Your job is to report every line of the entries that has "lock".
** Stored data follows **
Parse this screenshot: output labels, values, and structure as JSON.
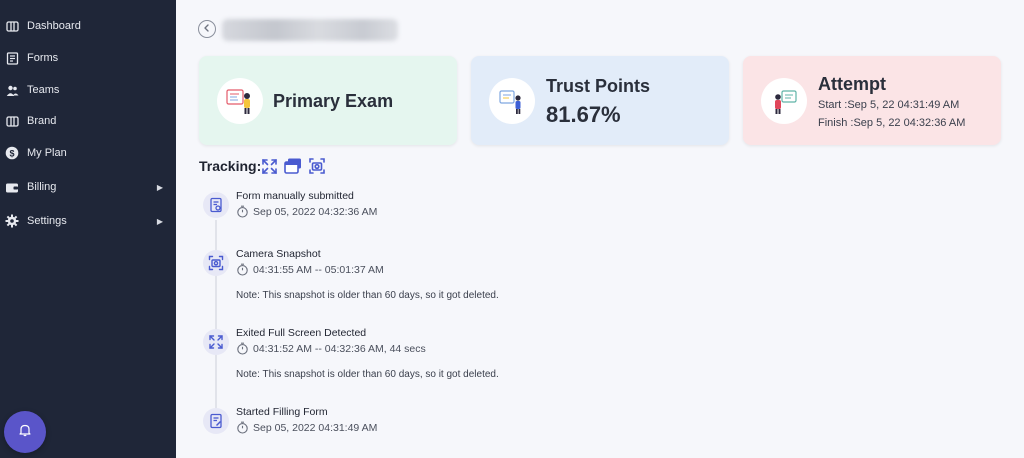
{
  "sidebar": {
    "items": [
      {
        "label": "Dashboard",
        "icon": "dashboard-icon",
        "has_arrow": false
      },
      {
        "label": "Forms",
        "icon": "forms-icon",
        "has_arrow": false
      },
      {
        "label": "Teams",
        "icon": "teams-icon",
        "has_arrow": false
      },
      {
        "label": "Brand",
        "icon": "brand-icon",
        "has_arrow": false
      },
      {
        "label": "My Plan",
        "icon": "dollar-icon",
        "has_arrow": false
      },
      {
        "label": "Billing",
        "icon": "wallet-icon",
        "has_arrow": true,
        "arrow": "▶"
      },
      {
        "label": "Settings",
        "icon": "gear-icon",
        "has_arrow": true,
        "arrow": "▶"
      }
    ],
    "bell_icon": "bell-icon"
  },
  "header": {
    "back_icon": "back-arrow-icon"
  },
  "cards": {
    "primary": {
      "title": "Primary Exam"
    },
    "trust": {
      "title": "Trust Points",
      "value": "81.67%"
    },
    "attempt": {
      "title": "Attempt",
      "start": "Start :Sep 5, 22 04:31:49 AM",
      "finish": "Finish :Sep 5, 22 04:32:36 AM"
    }
  },
  "tracking": {
    "label": "Tracking:",
    "icons": [
      "fullscreen-icon",
      "window-icon",
      "camera-icon"
    ]
  },
  "events": [
    {
      "title": "Form manually submitted",
      "time": "Sep 05, 2022 04:32:36 AM",
      "note": ""
    },
    {
      "title": "Camera Snapshot",
      "time": "04:31:55 AM -- 05:01:37 AM",
      "note": "Note: This snapshot is older than 60 days, so it got deleted."
    },
    {
      "title": "Exited Full Screen Detected",
      "time": "04:31:52 AM -- 04:32:36 AM, 44 secs",
      "note": "Note: This snapshot is older than 60 days, so it got deleted."
    },
    {
      "title": "Started Filling Form",
      "time": "Sep 05, 2022 04:31:49 AM",
      "note": ""
    }
  ],
  "colors": {
    "sidebar_bg": "#1f2638",
    "accent": "#5a55c9",
    "primary_card": "#e5f6ef",
    "trust_card": "#e2ecf9",
    "attempt_card": "#fbe4e6"
  }
}
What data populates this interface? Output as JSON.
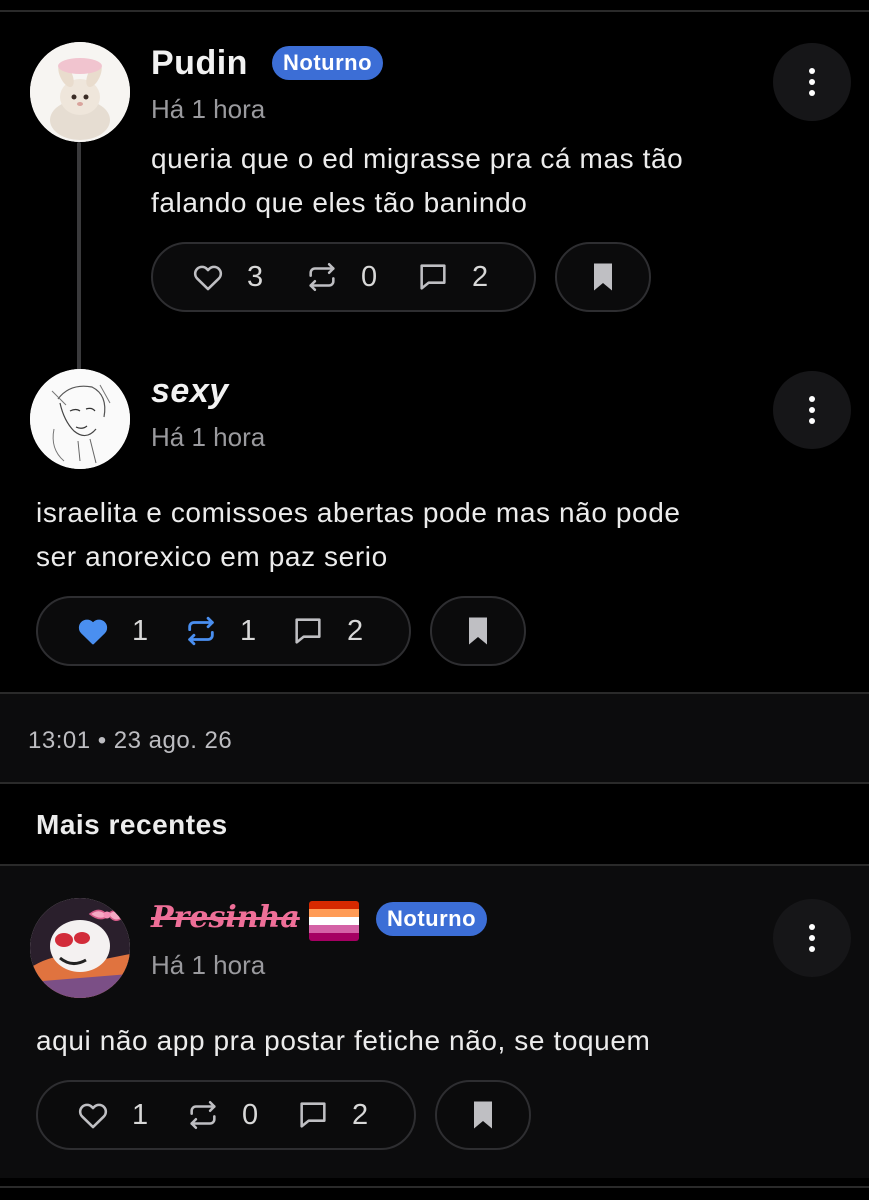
{
  "posts": [
    {
      "author": "Pudin",
      "badge": "Noturno",
      "time": "Há 1 hora",
      "text_line1": "queria que o ed migrasse pra cá mas tão",
      "text_line2": "falando que eles tão banindo",
      "likes": "3",
      "reposts": "0",
      "comments": "2",
      "liked": false,
      "reposted": false
    },
    {
      "author": "sexy",
      "time": "Há 1 hora",
      "text_line1": "israelita e comissoes abertas pode mas não pode",
      "text_line2": "ser anorexico em paz serio",
      "likes": "1",
      "reposts": "1",
      "comments": "2",
      "liked": true,
      "reposted": true
    }
  ],
  "post_datetime": "13:01 • 23 ago. 26",
  "section": {
    "title": "Mais recentes"
  },
  "recent": [
    {
      "author": "Presinha",
      "badge": "Noturno",
      "time": "Há 1 hora",
      "text": "aqui não app pra postar fetiche não, se toquem",
      "likes": "1",
      "reposts": "0",
      "comments": "2",
      "liked": false,
      "reposted": false
    }
  ],
  "colors": {
    "background": "#000000",
    "panel": "#0c0c0d",
    "badge": "#3c6ed6",
    "active_blue": "#4a8ff0",
    "muted_text": "#9a9a9e",
    "icon": "#bfbfc3",
    "name_pink": "#ef6f98"
  },
  "icons": [
    "heart-icon",
    "repost-icon",
    "comment-icon",
    "bookmark-icon",
    "more-vertical-icon"
  ]
}
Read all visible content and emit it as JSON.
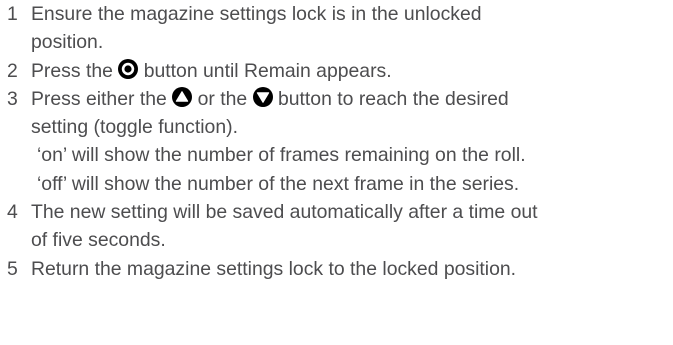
{
  "steps": [
    {
      "number": "1",
      "line1": "Ensure the magazine settings lock is in the unlocked",
      "line2": "position."
    },
    {
      "number": "2",
      "before_icon": "Press the",
      "icon": "select-button-icon",
      "after_icon": "button until Remain appears."
    },
    {
      "number": "3",
      "before_icon1": "Press either the",
      "icon1": "up-arrow-button-icon",
      "between_icons": "or the",
      "icon2": "down-arrow-button-icon",
      "after_icon2": "button to reach the desired",
      "line2": "setting (toggle function).",
      "note_on": "‘on’ will show the number of frames remaining on the roll.",
      "note_off": "‘off’ will show the number of the next frame in the series."
    },
    {
      "number": "4",
      "line1": "The new setting will be saved automatically after a time out",
      "line2": "of five seconds."
    },
    {
      "number": "5",
      "line1": "Return the magazine settings lock to the locked position."
    }
  ],
  "colors": {
    "text": "#4d4d4f",
    "icon": "#000000"
  }
}
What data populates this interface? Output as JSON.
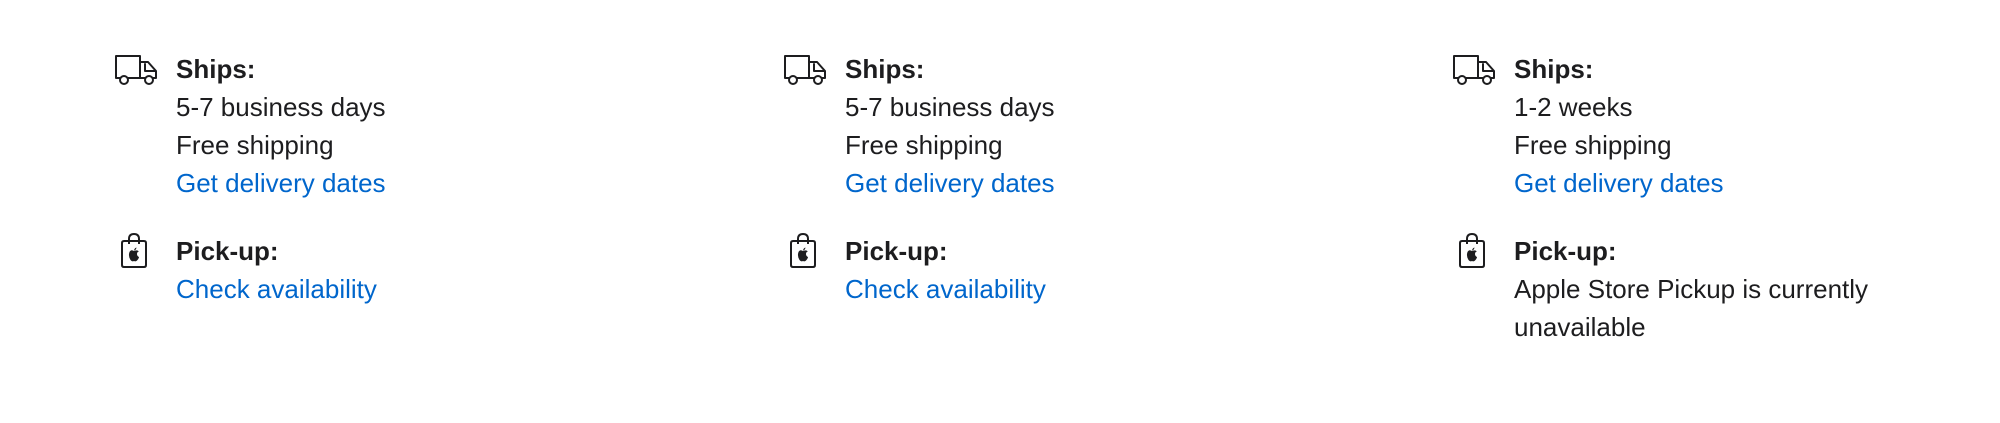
{
  "colors": {
    "text": "#1d1d1f",
    "link": "#0066cc",
    "background": "#ffffff"
  },
  "icons": {
    "ship": "delivery-truck-icon",
    "pickup": "shopping-bag-apple-icon"
  },
  "columns": [
    {
      "ships": {
        "heading": "Ships:",
        "timeframe": "5-7 business days",
        "cost": "Free shipping",
        "link": "Get delivery dates"
      },
      "pickup": {
        "heading": "Pick-up:",
        "link": "Check availability"
      }
    },
    {
      "ships": {
        "heading": "Ships:",
        "timeframe": "5-7 business days",
        "cost": "Free shipping",
        "link": "Get delivery dates"
      },
      "pickup": {
        "heading": "Pick-up:",
        "link": "Check availability"
      }
    },
    {
      "ships": {
        "heading": "Ships:",
        "timeframe": "1-2 weeks",
        "cost": "Free shipping",
        "link": "Get delivery dates"
      },
      "pickup": {
        "heading": "Pick-up:",
        "status": "Apple Store Pickup is currently unavailable"
      }
    }
  ]
}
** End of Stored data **
> _Response to the exercise_:
      "line1": "Ensure the magazine settings lock is in the unlocked",
      "line1": "Return the magazine settings lock to the locked position."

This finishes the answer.